··· PROVIDED RECORDS

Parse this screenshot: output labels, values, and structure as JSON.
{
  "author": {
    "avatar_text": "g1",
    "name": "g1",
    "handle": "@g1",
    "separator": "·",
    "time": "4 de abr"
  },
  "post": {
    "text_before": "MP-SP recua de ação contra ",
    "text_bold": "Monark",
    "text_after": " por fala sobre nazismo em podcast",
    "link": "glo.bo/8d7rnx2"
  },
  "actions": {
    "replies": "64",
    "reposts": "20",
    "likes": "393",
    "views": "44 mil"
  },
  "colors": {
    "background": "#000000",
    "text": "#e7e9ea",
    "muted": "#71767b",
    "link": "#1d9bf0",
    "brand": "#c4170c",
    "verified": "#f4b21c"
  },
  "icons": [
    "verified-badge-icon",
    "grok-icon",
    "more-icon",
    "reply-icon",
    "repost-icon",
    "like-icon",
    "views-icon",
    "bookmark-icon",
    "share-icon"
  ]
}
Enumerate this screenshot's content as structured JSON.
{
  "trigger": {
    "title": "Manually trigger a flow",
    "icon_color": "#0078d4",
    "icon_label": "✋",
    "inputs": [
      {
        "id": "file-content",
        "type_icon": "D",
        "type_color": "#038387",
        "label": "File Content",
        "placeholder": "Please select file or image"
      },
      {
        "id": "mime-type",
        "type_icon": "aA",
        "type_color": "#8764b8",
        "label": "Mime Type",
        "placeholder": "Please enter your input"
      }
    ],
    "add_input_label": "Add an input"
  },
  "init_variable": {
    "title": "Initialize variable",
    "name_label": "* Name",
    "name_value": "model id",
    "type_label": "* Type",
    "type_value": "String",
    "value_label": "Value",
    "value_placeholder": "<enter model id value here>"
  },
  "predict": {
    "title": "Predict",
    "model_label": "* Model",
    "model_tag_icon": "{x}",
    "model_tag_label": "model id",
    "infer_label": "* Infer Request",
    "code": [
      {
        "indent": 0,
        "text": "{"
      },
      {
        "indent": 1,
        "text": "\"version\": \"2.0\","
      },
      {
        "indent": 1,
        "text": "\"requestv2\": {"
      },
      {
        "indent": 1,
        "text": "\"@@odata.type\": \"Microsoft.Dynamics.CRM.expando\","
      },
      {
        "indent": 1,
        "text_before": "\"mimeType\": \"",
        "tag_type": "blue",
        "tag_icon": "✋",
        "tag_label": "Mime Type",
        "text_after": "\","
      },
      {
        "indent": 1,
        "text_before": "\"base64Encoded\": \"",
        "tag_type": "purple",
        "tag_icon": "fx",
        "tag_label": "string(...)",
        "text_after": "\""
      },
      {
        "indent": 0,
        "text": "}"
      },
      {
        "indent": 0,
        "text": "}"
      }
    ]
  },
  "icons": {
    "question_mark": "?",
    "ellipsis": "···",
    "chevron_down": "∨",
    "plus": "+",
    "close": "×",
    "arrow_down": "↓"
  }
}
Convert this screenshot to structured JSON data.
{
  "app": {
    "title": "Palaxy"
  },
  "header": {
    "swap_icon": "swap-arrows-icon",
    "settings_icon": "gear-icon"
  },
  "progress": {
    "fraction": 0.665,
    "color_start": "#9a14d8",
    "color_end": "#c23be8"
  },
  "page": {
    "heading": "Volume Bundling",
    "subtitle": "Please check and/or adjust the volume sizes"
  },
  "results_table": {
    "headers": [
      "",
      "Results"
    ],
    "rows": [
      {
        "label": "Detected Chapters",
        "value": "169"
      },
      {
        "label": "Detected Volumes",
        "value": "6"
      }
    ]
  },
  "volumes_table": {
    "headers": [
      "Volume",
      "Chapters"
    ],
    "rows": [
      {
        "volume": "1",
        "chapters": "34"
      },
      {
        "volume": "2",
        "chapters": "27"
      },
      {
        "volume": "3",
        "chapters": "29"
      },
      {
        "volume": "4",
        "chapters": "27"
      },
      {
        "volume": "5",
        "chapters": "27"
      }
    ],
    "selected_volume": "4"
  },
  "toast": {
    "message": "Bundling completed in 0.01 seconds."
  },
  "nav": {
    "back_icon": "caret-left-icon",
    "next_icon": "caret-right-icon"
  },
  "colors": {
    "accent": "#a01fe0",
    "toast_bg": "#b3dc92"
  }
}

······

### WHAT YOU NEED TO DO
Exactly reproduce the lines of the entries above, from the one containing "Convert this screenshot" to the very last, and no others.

### RESPONSE TO THE TASK
Convert this screenshot to structured JSON data.
{
  "app": {
    "title": "Palaxy"
  },
  "header": {
    "swap_icon": "swap-arrows-icon",
    "settings_icon": "gear-icon"
  },
  "progress": {
    "fraction": 0.665,
    "color_start": "#9a14d8",
    "color_end": "#c23be8"
  },
  "page": {
    "heading": "Volume Bundling",
    "subtitle": "Please check and/or adjust the volume sizes"
  },
  "results_table": {
    "headers": [
      "",
      "Results"
    ],
    "rows": [
      {
        "label": "Detected Chapters",
        "value": "169"
      },
      {
        "label": "Detected Volumes",
        "value": "6"
      }
    ]
  },
  "volumes_table": {
    "headers": [
      "Volume",
      "Chapters"
    ],
    "rows": [
      {
        "volume": "1",
        "chapters": "34"
      },
      {
        "volume": "2",
        "chapters": "27"
      },
      {
        "volume": "3",
        "chapters": "29"
      },
      {
        "volume": "4",
        "chapters": "27"
      },
      {
        "volume": "5",
        "chapters": "27"
      }
    ],
    "selected_volume": "4"
  },
  "toast": {
    "message": "Bundling completed in 0.01 seconds."
  },
  "nav": {
    "back_icon": "caret-left-icon",
    "next_icon": "caret-right-icon"
  },
  "colors": {
    "accent": "#a01fe0",
    "toast_bg": "#b3dc92"
  }
}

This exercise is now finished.